> [TASK STATEMENT]:
Reproduce the records that follow exactly; any picture among them stays out.

> [RECORD EXCERPTS]:
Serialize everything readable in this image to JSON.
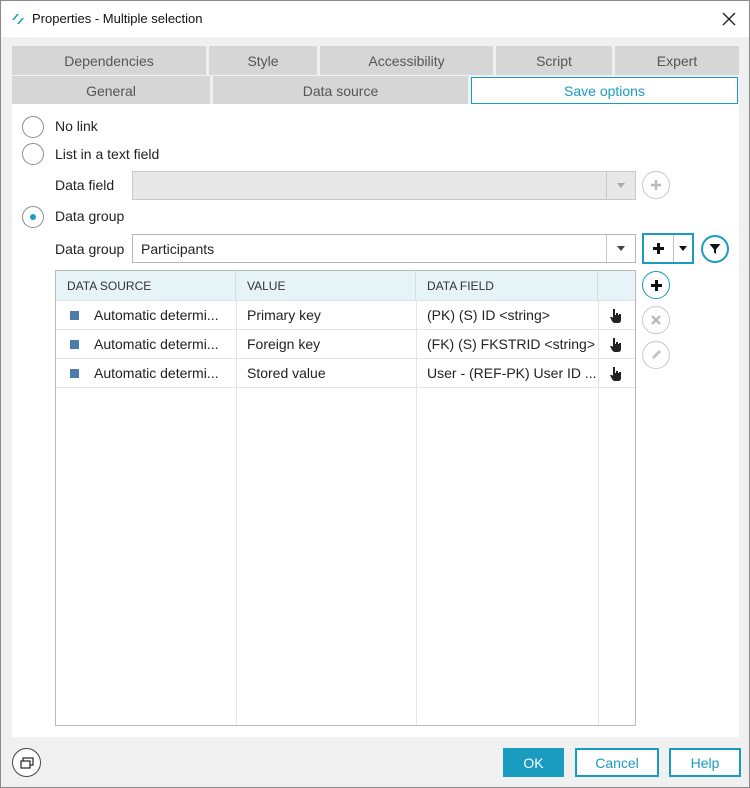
{
  "window": {
    "title": "Properties - Multiple selection"
  },
  "tabs": {
    "row1": [
      {
        "label": "Dependencies"
      },
      {
        "label": "Style"
      },
      {
        "label": "Accessibility"
      },
      {
        "label": "Script"
      },
      {
        "label": "Expert"
      }
    ],
    "row2": [
      {
        "label": "General"
      },
      {
        "label": "Data source"
      },
      {
        "label": "Save options"
      }
    ],
    "active": "Save options"
  },
  "options": {
    "no_link": "No link",
    "list_in_text_field": "List in a text field",
    "data_field_label": "Data field",
    "data_field_value": "",
    "data_group": "Data group",
    "data_group_label": "Data group",
    "data_group_value": "Participants",
    "selected": "Data group"
  },
  "grid": {
    "headers": [
      "DATA SOURCE",
      "VALUE",
      "DATA FIELD"
    ],
    "rows": [
      {
        "source": "Automatic determi...",
        "value": "Primary key",
        "field": "(PK) (S) ID <string>"
      },
      {
        "source": "Automatic determi...",
        "value": "Foreign key",
        "field": "(FK) (S) FKSTRID <string>"
      },
      {
        "source": "Automatic determi...",
        "value": "Stored value",
        "field": "User - (REF-PK) User ID ..."
      }
    ]
  },
  "footer": {
    "ok": "OK",
    "cancel": "Cancel",
    "help": "Help"
  },
  "colors": {
    "accent": "#1a9bc0",
    "row_marker": "#4b7daa",
    "tab_inactive": "#d6d6d6",
    "header_bg": "#e6f3f7"
  },
  "icons": {
    "app": "app-logo-icon",
    "close": "close-icon",
    "add": "plus-icon",
    "filter": "filter-icon",
    "delete": "x-icon",
    "edit": "pencil-icon",
    "row_action": "hand-pointer-icon",
    "window_mode": "window-mode-icon"
  }
}
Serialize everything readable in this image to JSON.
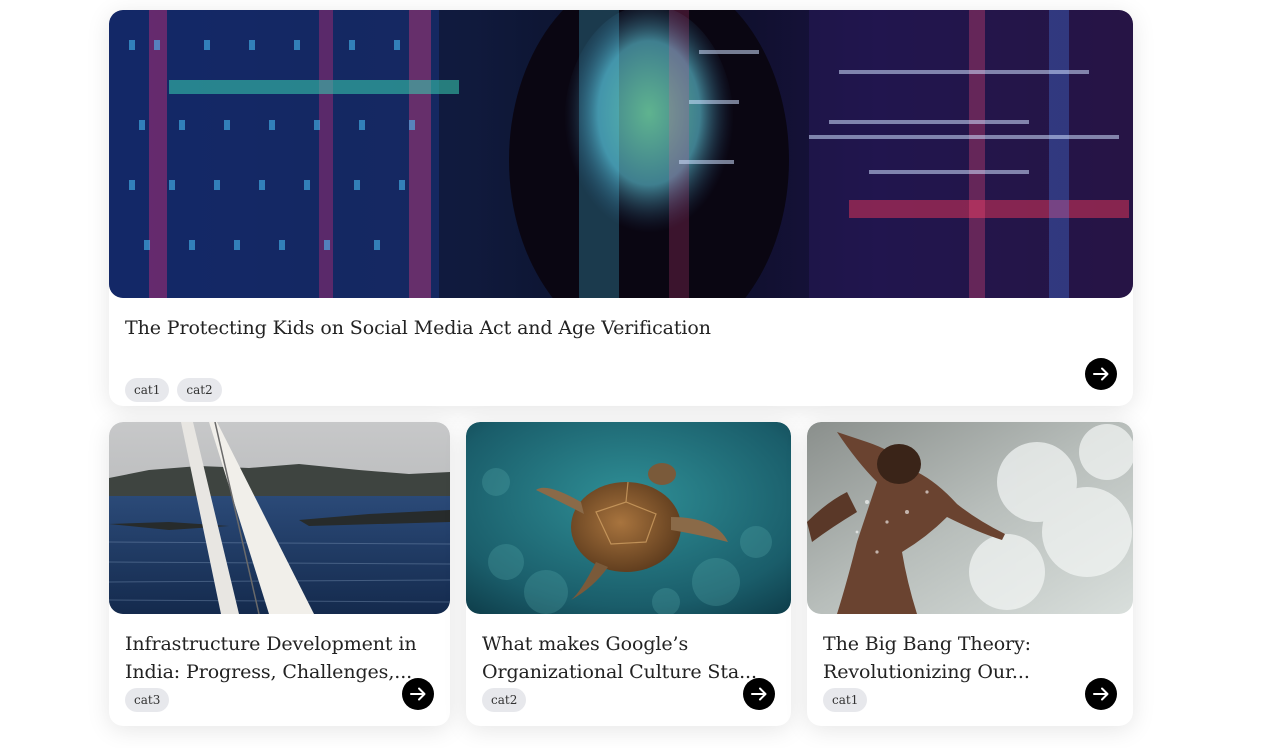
{
  "featured": {
    "title": "The Protecting Kids on Social Media Act and Age Verification",
    "tags": [
      "cat1",
      "cat2"
    ],
    "image_icon": "woman-code-projection-photo"
  },
  "cards": [
    {
      "title": "Infrastructure Development in India: Progress, Challenges,...",
      "tags": [
        "cat3"
      ],
      "image_icon": "sailboat-photo"
    },
    {
      "title": "What makes Google’s Organizational Culture Sta...",
      "tags": [
        "cat2"
      ],
      "image_icon": "sea-turtle-photo"
    },
    {
      "title": "The Big Bang Theory: Revolutionizing Our...",
      "tags": [
        "cat1"
      ],
      "image_icon": "surfer-photo"
    }
  ],
  "icons": {
    "arrow": "arrow-right-icon"
  },
  "colors": {
    "button": "#000000",
    "tag_bg": "#e7e8ec",
    "title": "#222222"
  }
}
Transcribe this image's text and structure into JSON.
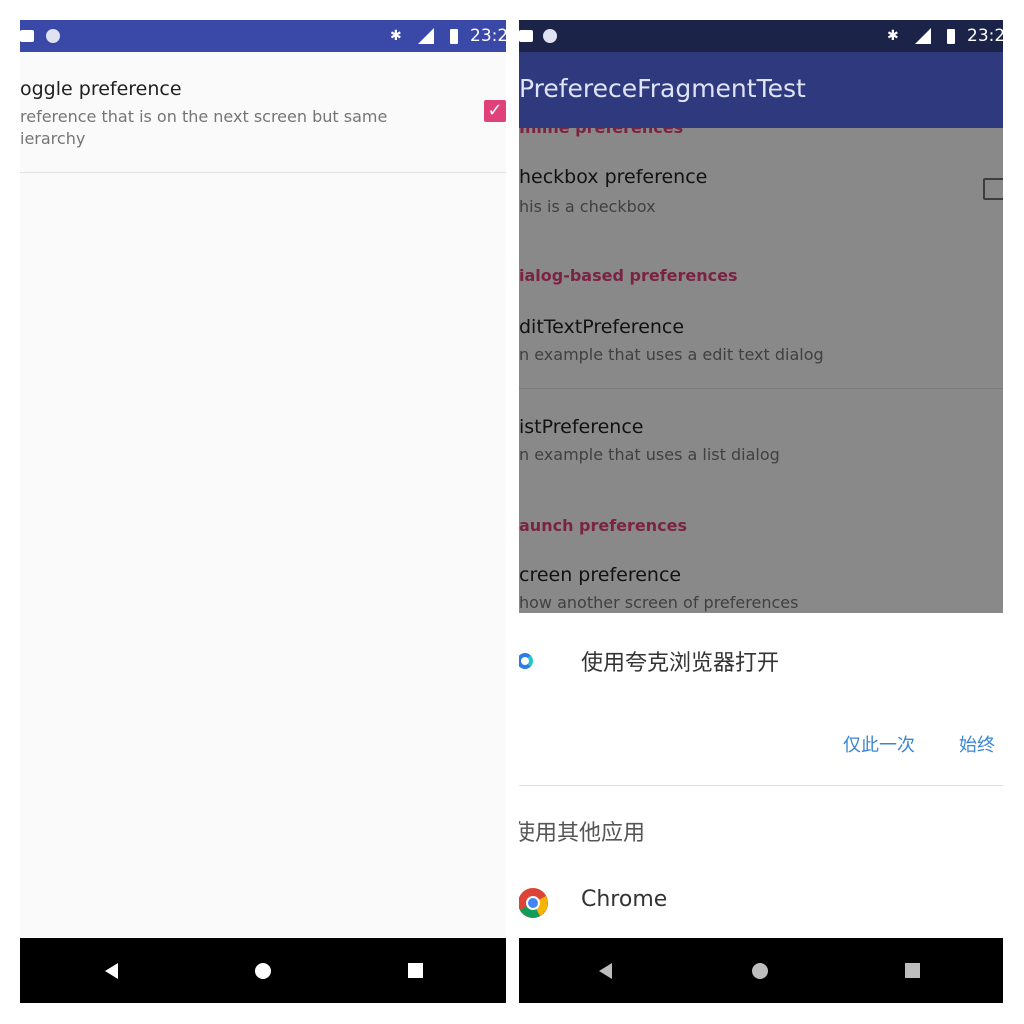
{
  "left": {
    "status_time": "23:2",
    "pref_title": "oggle preference",
    "pref_summary": "reference that is on the next screen but same ierarchy",
    "checkbox_checked": true
  },
  "right": {
    "status_time": "23:2",
    "app_title": "PrefereceFragmentTest",
    "category_inline": "Inline preferences",
    "checkbox_title": "heckbox preference",
    "checkbox_summary": "his is a checkbox",
    "category_dialog": "ialog-based preferences",
    "edittext_title": "ditTextPreference",
    "edittext_summary": "n example that uses a edit text dialog",
    "list_title": "istPreference",
    "list_summary": "n example that uses a list dialog",
    "category_launch": "aunch preferences",
    "screen_title": "creen preference",
    "screen_summary": "how another screen of preferences",
    "sheet": {
      "open_with": "使用夸克浏览器打开",
      "just_once": "仅此一次",
      "always": "始终",
      "use_other": "使用其他应用",
      "chrome_label": "Chrome"
    }
  },
  "colors": {
    "accent_pink": "#e0417b",
    "link_blue": "#3b86d6",
    "statusbar_left": "#3a48a8",
    "appbar_right": "#2f3a7e"
  },
  "icons": [
    "notification-icon",
    "circle-icon",
    "bluetooth-icon",
    "lte-signal-icon",
    "battery-icon",
    "checkbox-checked-icon",
    "checkbox-unchecked-icon",
    "quark-browser-icon",
    "chrome-icon",
    "nav-back-icon",
    "nav-home-icon",
    "nav-recent-icon"
  ]
}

> [ANSWER SPACE]:
Serialize everything readable in this image to JSON.
{
  "window": {
    "title": "Properties - Multiple selection"
  },
  "tabs": {
    "row1": [
      {
        "label": "Dependencies"
      },
      {
        "label": "Style"
      },
      {
        "label": "Accessibility"
      },
      {
        "label": "Script"
      },
      {
        "label": "Expert"
      }
    ],
    "row2": [
      {
        "label": "General"
      },
      {
        "label": "Data source"
      },
      {
        "label": "Save options"
      }
    ],
    "active": "Save options"
  },
  "options": {
    "no_link": "No link",
    "list_in_text_field": "List in a text field",
    "data_field_label": "Data field",
    "data_field_value": "",
    "data_group": "Data group",
    "data_group_label": "Data group",
    "data_group_value": "Participants",
    "selected": "Data group"
  },
  "grid": {
    "headers": [
      "DATA SOURCE",
      "VALUE",
      "DATA FIELD"
    ],
    "rows": [
      {
        "source": "Automatic determi...",
        "value": "Primary key",
        "field": "(PK) (S) ID <string>"
      },
      {
        "source": "Automatic determi...",
        "value": "Foreign key",
        "field": "(FK) (S) FKSTRID <string>"
      },
      {
        "source": "Automatic determi...",
        "value": "Stored value",
        "field": "User - (REF-PK) User ID ..."
      }
    ]
  },
  "footer": {
    "ok": "OK",
    "cancel": "Cancel",
    "help": "Help"
  },
  "colors": {
    "accent": "#1a9bc0",
    "row_marker": "#4b7daa",
    "tab_inactive": "#d6d6d6",
    "header_bg": "#e6f3f7"
  },
  "icons": {
    "app": "app-logo-icon",
    "close": "close-icon",
    "add": "plus-icon",
    "filter": "filter-icon",
    "delete": "x-icon",
    "edit": "pencil-icon",
    "row_action": "hand-pointer-icon",
    "window_mode": "window-mode-icon"
  }
}
Serialize everything readable in this image to JSON.
{
  "featured": {
    "title": "The Protecting Kids on Social Media Act and Age Verification",
    "tags": [
      "cat1",
      "cat2"
    ],
    "image_icon": "woman-code-projection-photo"
  },
  "cards": [
    {
      "title": "Infrastructure Development in India: Progress, Challenges,...",
      "tags": [
        "cat3"
      ],
      "image_icon": "sailboat-photo"
    },
    {
      "title": "What makes Google’s Organizational Culture Sta...",
      "tags": [
        "cat2"
      ],
      "image_icon": "sea-turtle-photo"
    },
    {
      "title": "The Big Bang Theory: Revolutionizing Our...",
      "tags": [
        "cat1"
      ],
      "image_icon": "surfer-photo"
    }
  ],
  "icons": {
    "arrow": "arrow-right-icon"
  },
  "colors": {
    "button": "#000000",
    "tag_bg": "#e7e8ec",
    "title": "#222222"
  }
}
Transcribe this image's text and structure into JSON.
{
  "left": {
    "status_time": "23:2",
    "pref_title": "oggle preference",
    "pref_summary": "reference that is on the next screen but same ierarchy",
    "checkbox_checked": true
  },
  "right": {
    "status_time": "23:2",
    "app_title": "PrefereceFragmentTest",
    "category_inline": "Inline preferences",
    "checkbox_title": "heckbox preference",
    "checkbox_summary": "his is a checkbox",
    "category_dialog": "ialog-based preferences",
    "edittext_title": "ditTextPreference",
    "edittext_summary": "n example that uses a edit text dialog",
    "list_title": "istPreference",
    "list_summary": "n example that uses a list dialog",
    "category_launch": "aunch preferences",
    "screen_title": "creen preference",
    "screen_summary": "how another screen of preferences",
    "sheet": {
      "open_with": "使用夸克浏览器打开",
      "just_once": "仅此一次",
      "always": "始终",
      "use_other": "使用其他应用",
      "chrome_label": "Chrome"
    }
  },
  "colors": {
    "accent_pink": "#e0417b",
    "link_blue": "#3b86d6",
    "statusbar_left": "#3a48a8",
    "appbar_right": "#2f3a7e"
  },
  "icons": [
    "notification-icon",
    "circle-icon",
    "bluetooth-icon",
    "lte-signal-icon",
    "battery-icon",
    "checkbox-checked-icon",
    "checkbox-unchecked-icon",
    "quark-browser-icon",
    "chrome-icon",
    "nav-back-icon",
    "nav-home-icon",
    "nav-recent-icon"
  ]
}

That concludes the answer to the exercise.